| HOW TO COMPLETE THIS TASK |
Every record is to be duplicated exactly as it reads, without its images.

(Page and application data records)
-=-=-
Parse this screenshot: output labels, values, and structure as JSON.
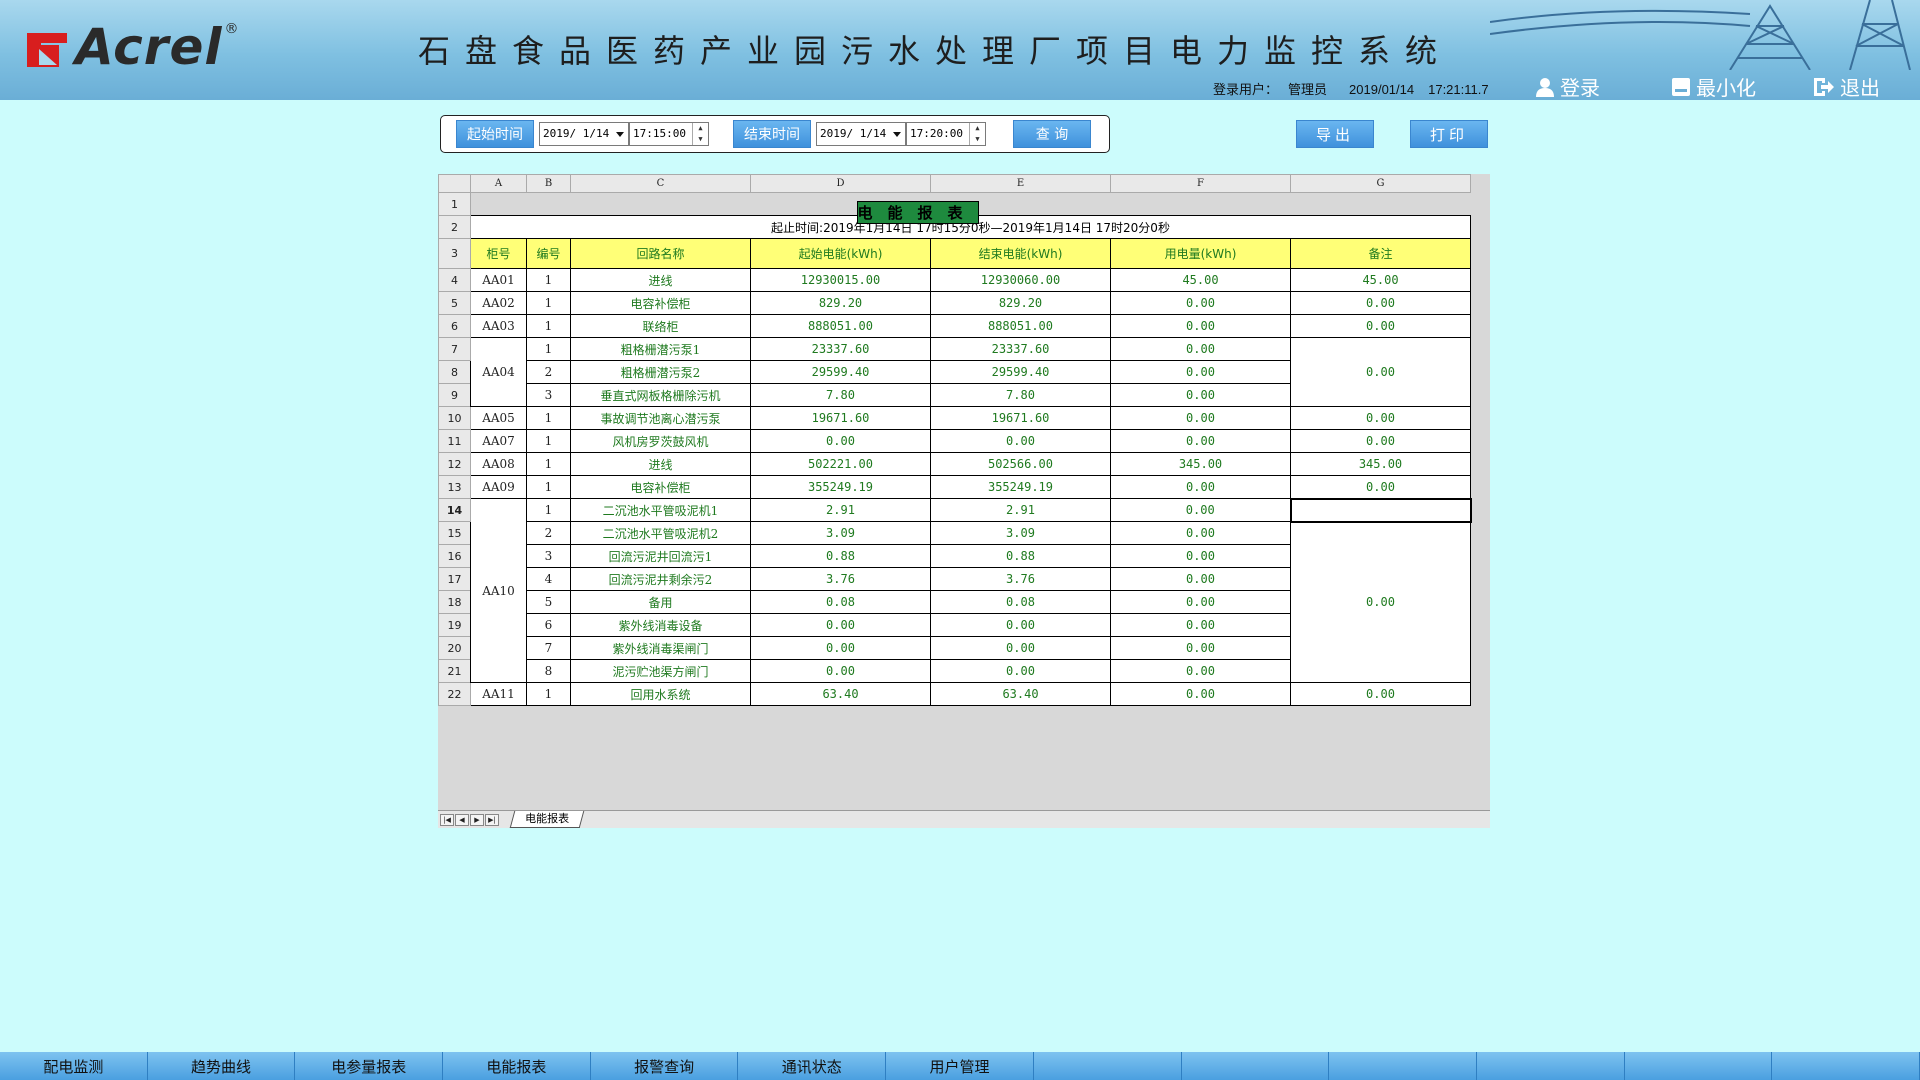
{
  "header": {
    "logo_text": "Acrel",
    "logo_reg": "®",
    "title": "石盘食品医药产业园污水处理厂项目电力监控系统",
    "user_label": "登录用户：",
    "user_name": "管理员",
    "date": "2019/01/14",
    "time": "17:21:11.7",
    "login_label": "登录",
    "minimize_label": "最小化",
    "exit_label": "退出"
  },
  "filter": {
    "start_label": "起始时间",
    "start_date": "2019/ 1/14",
    "start_time": "17:15:00",
    "end_label": "结束时间",
    "end_date": "2019/ 1/14",
    "end_time": "17:20:00",
    "query_label": "查 询"
  },
  "toolbar": {
    "export_label": "导出",
    "print_label": "打印"
  },
  "sheet": {
    "col_letters": [
      "A",
      "B",
      "C",
      "D",
      "E",
      "F",
      "G"
    ],
    "title": "电能报表",
    "subtitle": "起止时间:2019年1月14日  17时15分0秒—2019年1月14日  17时20分0秒",
    "headers": [
      "柜号",
      "编号",
      "回路名称",
      "起始电能(kWh)",
      "结束电能(kWh)",
      "用电量(kWh)",
      "备注"
    ],
    "row_numbers": [
      "1",
      "2",
      "3",
      "4",
      "5",
      "6",
      "7",
      "8",
      "9",
      "10",
      "11",
      "12",
      "13",
      "14",
      "15",
      "16",
      "17",
      "18",
      "19",
      "20",
      "21",
      "22"
    ],
    "rows": [
      {
        "cab": "AA01",
        "no": "1",
        "name": "进线",
        "start": "12930015.00",
        "end": "12930060.00",
        "use": "45.00",
        "note": "45.00"
      },
      {
        "cab": "AA02",
        "no": "1",
        "name": "电容补偿柜",
        "start": "829.20",
        "end": "829.20",
        "use": "0.00",
        "note": "0.00"
      },
      {
        "cab": "AA03",
        "no": "1",
        "name": "联络柜",
        "start": "888051.00",
        "end": "888051.00",
        "use": "0.00",
        "note": "0.00"
      },
      {
        "cab": "AA04",
        "no": "1",
        "name": "粗格栅潜污泵1",
        "start": "23337.60",
        "end": "23337.60",
        "use": "0.00",
        "note": "0.00"
      },
      {
        "cab": "",
        "no": "2",
        "name": "粗格栅潜污泵2",
        "start": "29599.40",
        "end": "29599.40",
        "use": "0.00",
        "note": ""
      },
      {
        "cab": "",
        "no": "3",
        "name": "垂直式网板格栅除污机",
        "start": "7.80",
        "end": "7.80",
        "use": "0.00",
        "note": ""
      },
      {
        "cab": "AA05",
        "no": "1",
        "name": "事故调节池离心潜污泵",
        "start": "19671.60",
        "end": "19671.60",
        "use": "0.00",
        "note": "0.00"
      },
      {
        "cab": "AA07",
        "no": "1",
        "name": "风机房罗茨鼓风机",
        "start": "0.00",
        "end": "0.00",
        "use": "0.00",
        "note": "0.00"
      },
      {
        "cab": "AA08",
        "no": "1",
        "name": "进线",
        "start": "502221.00",
        "end": "502566.00",
        "use": "345.00",
        "note": "345.00"
      },
      {
        "cab": "AA09",
        "no": "1",
        "name": "电容补偿柜",
        "start": "355249.19",
        "end": "355249.19",
        "use": "0.00",
        "note": "0.00"
      },
      {
        "cab": "AA10",
        "no": "1",
        "name": "二沉池水平管吸泥机1",
        "start": "2.91",
        "end": "2.91",
        "use": "0.00",
        "note": ""
      },
      {
        "cab": "",
        "no": "2",
        "name": "二沉池水平管吸泥机2",
        "start": "3.09",
        "end": "3.09",
        "use": "0.00",
        "note": "0.00"
      },
      {
        "cab": "",
        "no": "3",
        "name": "回流污泥井回流污1",
        "start": "0.88",
        "end": "0.88",
        "use": "0.00",
        "note": ""
      },
      {
        "cab": "",
        "no": "4",
        "name": "回流污泥井剩余污2",
        "start": "3.76",
        "end": "3.76",
        "use": "0.00",
        "note": ""
      },
      {
        "cab": "",
        "no": "5",
        "name": "备用",
        "start": "0.08",
        "end": "0.08",
        "use": "0.00",
        "note": ""
      },
      {
        "cab": "",
        "no": "6",
        "name": "紫外线消毒设备",
        "start": "0.00",
        "end": "0.00",
        "use": "0.00",
        "note": ""
      },
      {
        "cab": "",
        "no": "7",
        "name": "紫外线消毒渠闸门",
        "start": "0.00",
        "end": "0.00",
        "use": "0.00",
        "note": ""
      },
      {
        "cab": "",
        "no": "8",
        "name": "泥污贮池渠方闸门",
        "start": "0.00",
        "end": "0.00",
        "use": "0.00",
        "note": ""
      },
      {
        "cab": "AA11",
        "no": "1",
        "name": "回用水系统",
        "start": "63.40",
        "end": "63.40",
        "use": "0.00",
        "note": "0.00"
      }
    ],
    "tab_name": "电能报表",
    "tab_nav": [
      "|◀",
      "◀",
      "▶",
      "▶|"
    ]
  },
  "nav": {
    "items": [
      "配电监测",
      "趋势曲线",
      "电参量报表",
      "电能报表",
      "报警查询",
      "通讯状态",
      "用户管理",
      "",
      "",
      "",
      "",
      "",
      ""
    ]
  },
  "colors": {
    "accent": "#3f91dc",
    "header_green": "#1e8a3e",
    "header_yellow": "#ffff77",
    "bg": "#ccfcfc"
  }
}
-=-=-
| SOLUTION |
Parse this screenshot: output labels, values, and structure as JSON.
{
  "header": {
    "logo_text": "Acrel",
    "logo_reg": "®",
    "title": "石盘食品医药产业园污水处理厂项目电力监控系统",
    "user_label": "登录用户：",
    "user_name": "管理员",
    "date": "2019/01/14",
    "time": "17:21:11.7",
    "login_label": "登录",
    "minimize_label": "最小化",
    "exit_label": "退出"
  },
  "filter": {
    "start_label": "起始时间",
    "start_date": "2019/ 1/14",
    "start_time": "17:15:00",
    "end_label": "结束时间",
    "end_date": "2019/ 1/14",
    "end_time": "17:20:00",
    "query_label": "查 询"
  },
  "toolbar": {
    "export_label": "导出",
    "print_label": "打印"
  },
  "sheet": {
    "col_letters": [
      "A",
      "B",
      "C",
      "D",
      "E",
      "F",
      "G"
    ],
    "title": "电能报表",
    "subtitle": "起止时间:2019年1月14日  17时15分0秒—2019年1月14日  17时20分0秒",
    "headers": [
      "柜号",
      "编号",
      "回路名称",
      "起始电能(kWh)",
      "结束电能(kWh)",
      "用电量(kWh)",
      "备注"
    ],
    "row_numbers": [
      "1",
      "2",
      "3",
      "4",
      "5",
      "6",
      "7",
      "8",
      "9",
      "10",
      "11",
      "12",
      "13",
      "14",
      "15",
      "16",
      "17",
      "18",
      "19",
      "20",
      "21",
      "22"
    ],
    "rows": [
      {
        "cab": "AA01",
        "no": "1",
        "name": "进线",
        "start": "12930015.00",
        "end": "12930060.00",
        "use": "45.00",
        "note": "45.00"
      },
      {
        "cab": "AA02",
        "no": "1",
        "name": "电容补偿柜",
        "start": "829.20",
        "end": "829.20",
        "use": "0.00",
        "note": "0.00"
      },
      {
        "cab": "AA03",
        "no": "1",
        "name": "联络柜",
        "start": "888051.00",
        "end": "888051.00",
        "use": "0.00",
        "note": "0.00"
      },
      {
        "cab": "AA04",
        "no": "1",
        "name": "粗格栅潜污泵1",
        "start": "23337.60",
        "end": "23337.60",
        "use": "0.00",
        "note": "0.00"
      },
      {
        "cab": "",
        "no": "2",
        "name": "粗格栅潜污泵2",
        "start": "29599.40",
        "end": "29599.40",
        "use": "0.00",
        "note": ""
      },
      {
        "cab": "",
        "no": "3",
        "name": "垂直式网板格栅除污机",
        "start": "7.80",
        "end": "7.80",
        "use": "0.00",
        "note": ""
      },
      {
        "cab": "AA05",
        "no": "1",
        "name": "事故调节池离心潜污泵",
        "start": "19671.60",
        "end": "19671.60",
        "use": "0.00",
        "note": "0.00"
      },
      {
        "cab": "AA07",
        "no": "1",
        "name": "风机房罗茨鼓风机",
        "start": "0.00",
        "end": "0.00",
        "use": "0.00",
        "note": "0.00"
      },
      {
        "cab": "AA08",
        "no": "1",
        "name": "进线",
        "start": "502221.00",
        "end": "502566.00",
        "use": "345.00",
        "note": "345.00"
      },
      {
        "cab": "AA09",
        "no": "1",
        "name": "电容补偿柜",
        "start": "355249.19",
        "end": "355249.19",
        "use": "0.00",
        "note": "0.00"
      },
      {
        "cab": "AA10",
        "no": "1",
        "name": "二沉池水平管吸泥机1",
        "start": "2.91",
        "end": "2.91",
        "use": "0.00",
        "note": ""
      },
      {
        "cab": "",
        "no": "2",
        "name": "二沉池水平管吸泥机2",
        "start": "3.09",
        "end": "3.09",
        "use": "0.00",
        "note": "0.00"
      },
      {
        "cab": "",
        "no": "3",
        "name": "回流污泥井回流污1",
        "start": "0.88",
        "end": "0.88",
        "use": "0.00",
        "note": ""
      },
      {
        "cab": "",
        "no": "4",
        "name": "回流污泥井剩余污2",
        "start": "3.76",
        "end": "3.76",
        "use": "0.00",
        "note": ""
      },
      {
        "cab": "",
        "no": "5",
        "name": "备用",
        "start": "0.08",
        "end": "0.08",
        "use": "0.00",
        "note": ""
      },
      {
        "cab": "",
        "no": "6",
        "name": "紫外线消毒设备",
        "start": "0.00",
        "end": "0.00",
        "use": "0.00",
        "note": ""
      },
      {
        "cab": "",
        "no": "7",
        "name": "紫外线消毒渠闸门",
        "start": "0.00",
        "end": "0.00",
        "use": "0.00",
        "note": ""
      },
      {
        "cab": "",
        "no": "8",
        "name": "泥污贮池渠方闸门",
        "start": "0.00",
        "end": "0.00",
        "use": "0.00",
        "note": ""
      },
      {
        "cab": "AA11",
        "no": "1",
        "name": "回用水系统",
        "start": "63.40",
        "end": "63.40",
        "use": "0.00",
        "note": "0.00"
      }
    ],
    "tab_name": "电能报表",
    "tab_nav": [
      "|◀",
      "◀",
      "▶",
      "▶|"
    ]
  },
  "nav": {
    "items": [
      "配电监测",
      "趋势曲线",
      "电参量报表",
      "电能报表",
      "报警查询",
      "通讯状态",
      "用户管理",
      "",
      "",
      "",
      "",
      "",
      ""
    ]
  },
  "colors": {
    "accent": "#3f91dc",
    "header_green": "#1e8a3e",
    "header_yellow": "#ffff77",
    "bg": "#ccfcfc"
  }
}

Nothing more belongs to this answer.